BRIEF: Give back each line below verbatim.

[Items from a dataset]
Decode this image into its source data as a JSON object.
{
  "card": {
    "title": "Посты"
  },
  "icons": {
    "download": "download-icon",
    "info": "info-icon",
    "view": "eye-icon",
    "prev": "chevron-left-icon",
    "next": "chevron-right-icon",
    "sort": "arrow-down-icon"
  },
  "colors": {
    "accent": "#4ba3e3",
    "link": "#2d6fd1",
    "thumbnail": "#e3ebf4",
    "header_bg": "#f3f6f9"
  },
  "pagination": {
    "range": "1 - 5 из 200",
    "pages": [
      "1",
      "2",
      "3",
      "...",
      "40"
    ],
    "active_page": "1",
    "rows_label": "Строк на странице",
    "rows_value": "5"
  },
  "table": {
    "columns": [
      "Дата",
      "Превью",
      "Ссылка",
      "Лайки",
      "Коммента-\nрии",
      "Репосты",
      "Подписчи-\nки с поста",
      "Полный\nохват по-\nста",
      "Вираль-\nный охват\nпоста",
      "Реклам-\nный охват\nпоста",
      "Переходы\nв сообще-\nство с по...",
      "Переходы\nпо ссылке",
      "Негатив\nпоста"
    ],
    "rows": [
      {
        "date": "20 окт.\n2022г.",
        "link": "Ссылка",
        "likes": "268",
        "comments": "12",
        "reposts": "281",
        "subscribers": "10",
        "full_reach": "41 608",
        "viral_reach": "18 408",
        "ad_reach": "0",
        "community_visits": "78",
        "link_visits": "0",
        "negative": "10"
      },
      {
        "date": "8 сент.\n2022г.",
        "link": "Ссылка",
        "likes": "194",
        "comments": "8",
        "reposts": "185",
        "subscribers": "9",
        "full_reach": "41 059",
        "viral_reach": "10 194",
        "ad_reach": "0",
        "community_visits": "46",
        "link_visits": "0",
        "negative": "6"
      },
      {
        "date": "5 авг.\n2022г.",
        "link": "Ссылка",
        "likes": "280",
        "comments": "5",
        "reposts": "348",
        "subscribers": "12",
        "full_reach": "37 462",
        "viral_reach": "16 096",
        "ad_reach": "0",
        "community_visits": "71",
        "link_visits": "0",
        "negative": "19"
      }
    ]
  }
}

ANSWER SPACE:
Decode this image into its source data as a JSON object.
{
  "card": {
    "title": "Посты"
  },
  "icons": {
    "download": "download-icon",
    "info": "info-icon",
    "view": "eye-icon",
    "prev": "chevron-left-icon",
    "next": "chevron-right-icon",
    "sort": "arrow-down-icon"
  },
  "colors": {
    "accent": "#4ba3e3",
    "link": "#2d6fd1",
    "thumbnail": "#e3ebf4",
    "header_bg": "#f3f6f9"
  },
  "pagination": {
    "range": "1 - 5 из 200",
    "pages": [
      "1",
      "2",
      "3",
      "...",
      "40"
    ],
    "active_page": "1",
    "rows_label": "Строк на странице",
    "rows_value": "5"
  },
  "table": {
    "columns": [
      "Дата",
      "Превью",
      "Ссылка",
      "Лайки",
      "Коммента-\nрии",
      "Репосты",
      "Подписчи-\nки с поста",
      "Полный\nохват по-\nста",
      "Вираль-\nный охват\nпоста",
      "Реклам-\nный охват\nпоста",
      "Переходы\nв сообще-\nство с по...",
      "Переходы\nпо ссылке",
      "Негатив\nпоста"
    ],
    "rows": [
      {
        "date": "20 окт.\n2022г.",
        "link": "Ссылка",
        "likes": "268",
        "comments": "12",
        "reposts": "281",
        "subscribers": "10",
        "full_reach": "41 608",
        "viral_reach": "18 408",
        "ad_reach": "0",
        "community_visits": "78",
        "link_visits": "0",
        "negative": "10"
      },
      {
        "date": "8 сент.\n2022г.",
        "link": "Ссылка",
        "likes": "194",
        "comments": "8",
        "reposts": "185",
        "subscribers": "9",
        "full_reach": "41 059",
        "viral_reach": "10 194",
        "ad_reach": "0",
        "community_visits": "46",
        "link_visits": "0",
        "negative": "6"
      },
      {
        "date": "5 авг.\n2022г.",
        "link": "Ссылка",
        "likes": "280",
        "comments": "5",
        "reposts": "348",
        "subscribers": "12",
        "full_reach": "37 462",
        "viral_reach": "16 096",
        "ad_reach": "0",
        "community_visits": "71",
        "link_visits": "0",
        "negative": "19"
      }
    ]
  }
}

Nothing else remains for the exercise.